Once the patch is ready, hold the two edges together to form a cylinder, and insert a sponge in the middle to help maintain the shape of the sock. Use a regular needle and thread (preferably in a similar colour) to sew the two edges of the patch together to form the sock. Trim off all extra thread. Complete both fingers.


Weaving Process:

Once both the finger socks are ready, proceed to weave the band that joins the two together and also works as a controller. Start by making six same size incisions along the vertical edges of the cardboard patch. After that tie a knot at the beginning of your yarn and align it vertically along the incisions. The front should have them laid down vertically, and the back should have them laid out horizontally (pictures show how). Conclude this part with another knot at the end of the yarn and trim off any extras.

Learn how to DIY weave with Christina Reeves


Next, cut a long piece of yarn and tie it to your needle. Begin moving perpendicularly to the vertical threads in an alternate pattern across threads and rows (pictures show how). Leave approx 1 inch on each end before you start the horizontal weave. Once a row ends move back in the opposite direction, and continue to do so till the end of the patch. Use the fork to tighten each row while weaving.
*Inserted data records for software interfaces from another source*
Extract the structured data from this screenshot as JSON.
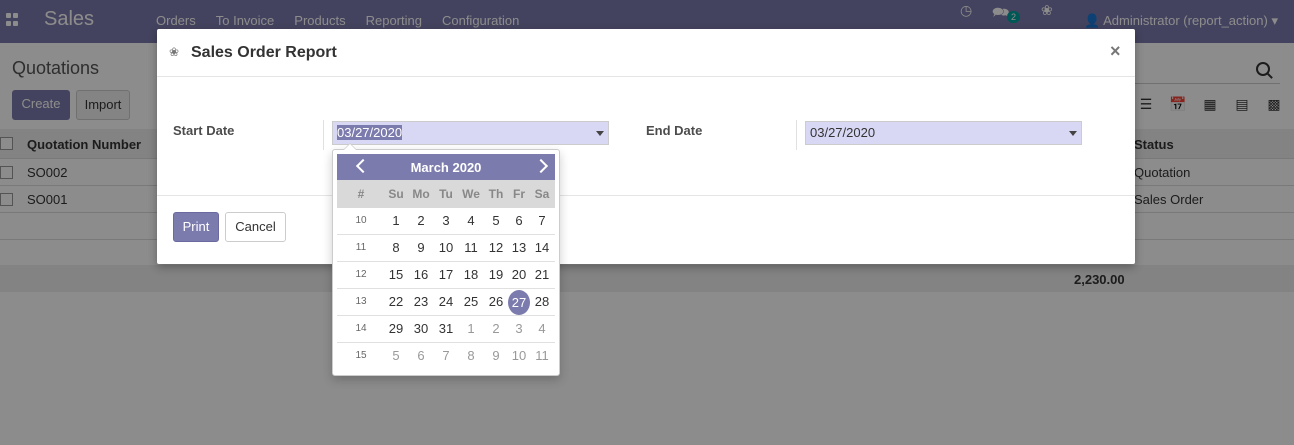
{
  "navbar": {
    "app_name": "Sales",
    "menu": [
      "Orders",
      "To Invoice",
      "Products",
      "Reporting",
      "Configuration"
    ],
    "message_count": "2",
    "user": "Administrator (report_action)"
  },
  "page": {
    "title": "Quotations",
    "create_label": "Create",
    "import_label": "Import"
  },
  "table": {
    "col_number": "Quotation Number",
    "col_status": "Status",
    "rows": [
      {
        "number": "SO002",
        "status": "Quotation"
      },
      {
        "number": "SO001",
        "status": "Sales Order"
      }
    ],
    "total": "2,230.00"
  },
  "dialog": {
    "title": "Sales Order Report",
    "start_label": "Start Date",
    "start_value": "03/27/2020",
    "end_label": "End Date",
    "end_value": "03/27/2020",
    "print_label": "Print",
    "cancel_label": "Cancel"
  },
  "datepicker": {
    "month_label": "March 2020",
    "week_col": "#",
    "weekdays": [
      "Su",
      "Mo",
      "Tu",
      "We",
      "Th",
      "Fr",
      "Sa"
    ],
    "weeks": [
      {
        "cw": "10",
        "days": [
          "1",
          "2",
          "3",
          "4",
          "5",
          "6",
          "7"
        ]
      },
      {
        "cw": "11",
        "days": [
          "8",
          "9",
          "10",
          "11",
          "12",
          "13",
          "14"
        ]
      },
      {
        "cw": "12",
        "days": [
          "15",
          "16",
          "17",
          "18",
          "19",
          "20",
          "21"
        ]
      },
      {
        "cw": "13",
        "days": [
          "22",
          "23",
          "24",
          "25",
          "26",
          "27",
          "28"
        ]
      },
      {
        "cw": "14",
        "days": [
          "29",
          "30",
          "31",
          "1",
          "2",
          "3",
          "4"
        ]
      },
      {
        "cw": "15",
        "days": [
          "5",
          "6",
          "7",
          "8",
          "9",
          "10",
          "11"
        ]
      }
    ],
    "selected_day": "27",
    "accent_color": "#7c7bad"
  }
}
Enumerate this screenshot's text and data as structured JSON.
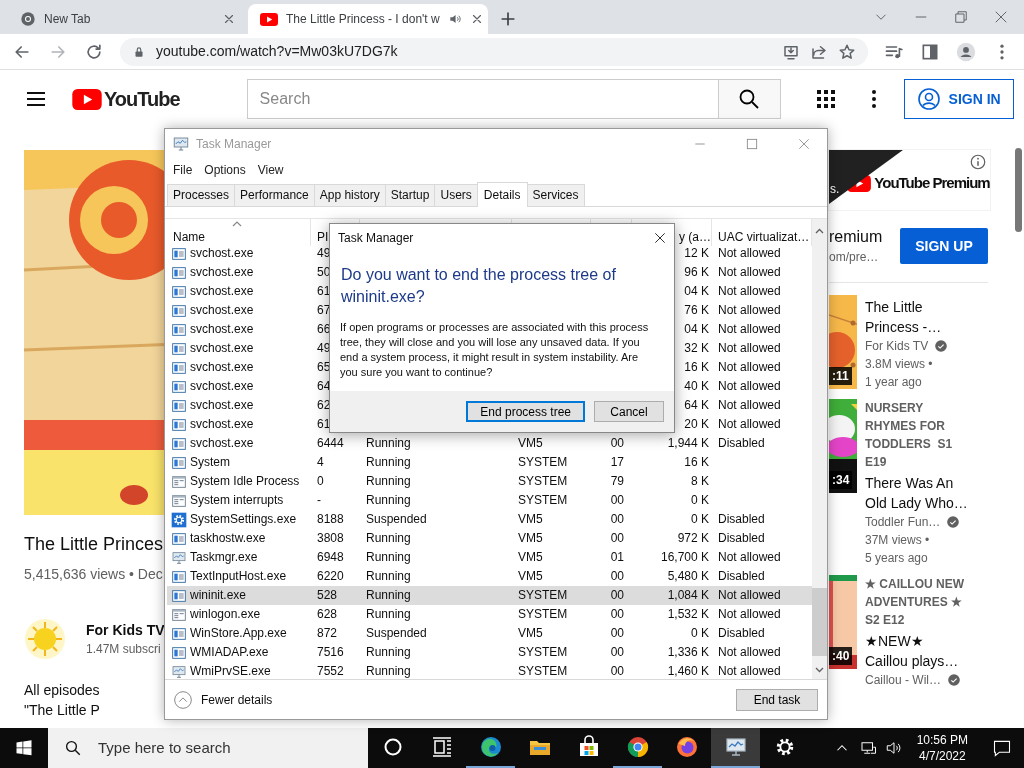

Linearly make multiple knots along the ends and trim off any extras.


Once the weave is complete proceed to sew on the conductive thread onto it. Sew two same size patches closer to the ends of the patch, that can make contact with ease. You can choose any pattern you like for this.



Once the three components are ready, sow the edges of the patch to the bottom end of the finger socks ensuring that the conductive areas on the socks align on the inside of the hand, and the patch outside (See picture).



To test the finger socks, connect the edges of conductive areas to the edges of your e-textile tester with alligator clips. Joining both fingers should trigger the LED.

To test the band, connect the edges of the conductive patches to the edges of your e-textile tester with alligator clips. Joining both patches should trigger the LED.


NOTE: Ensure that your battery is in the right poles prior to testing. This often causes the test to fail.


Before this workshop, I had never knitted or woven in my life. This was a fascinating new world to venture into, and I’m so glad that I had the opportunity to learn both techniques. While felting also seemed like a good skill to acquire, because weaving and knitting both were more complex an technically demanding I wanted to use this opportunity to learn both. While the weaving process is agnostic to the hand of its user, knitting was an extremely challenging start for me as a left-hander. With limited resources available online it took me a few days to grasp the technique accurately, and that was the most challenging aspect of this project for me. Designing the controllers was not so much of an issue as much as mastering the technique with high-quality output. I almost gave up after day two, but I knew that this was the only opportunity I would have to pick up the skill, so I pushed myself, and I am pleased with the outcome.
Next steps :

I would improve the quality of the sewing on the weave and perhaps make the band longer, so there’s more space to play. I would also like to try creating a more complex controller with all five fingers, using each finger to trigger a different kind of reaction.

I would create a wrist band for my Arduino and attach it to the finger controllers, to improve the functionality of the prototype.



Bill Souza – Yarn Crafts 4 Lefties

Christina Reeves – DIR Carboard Loom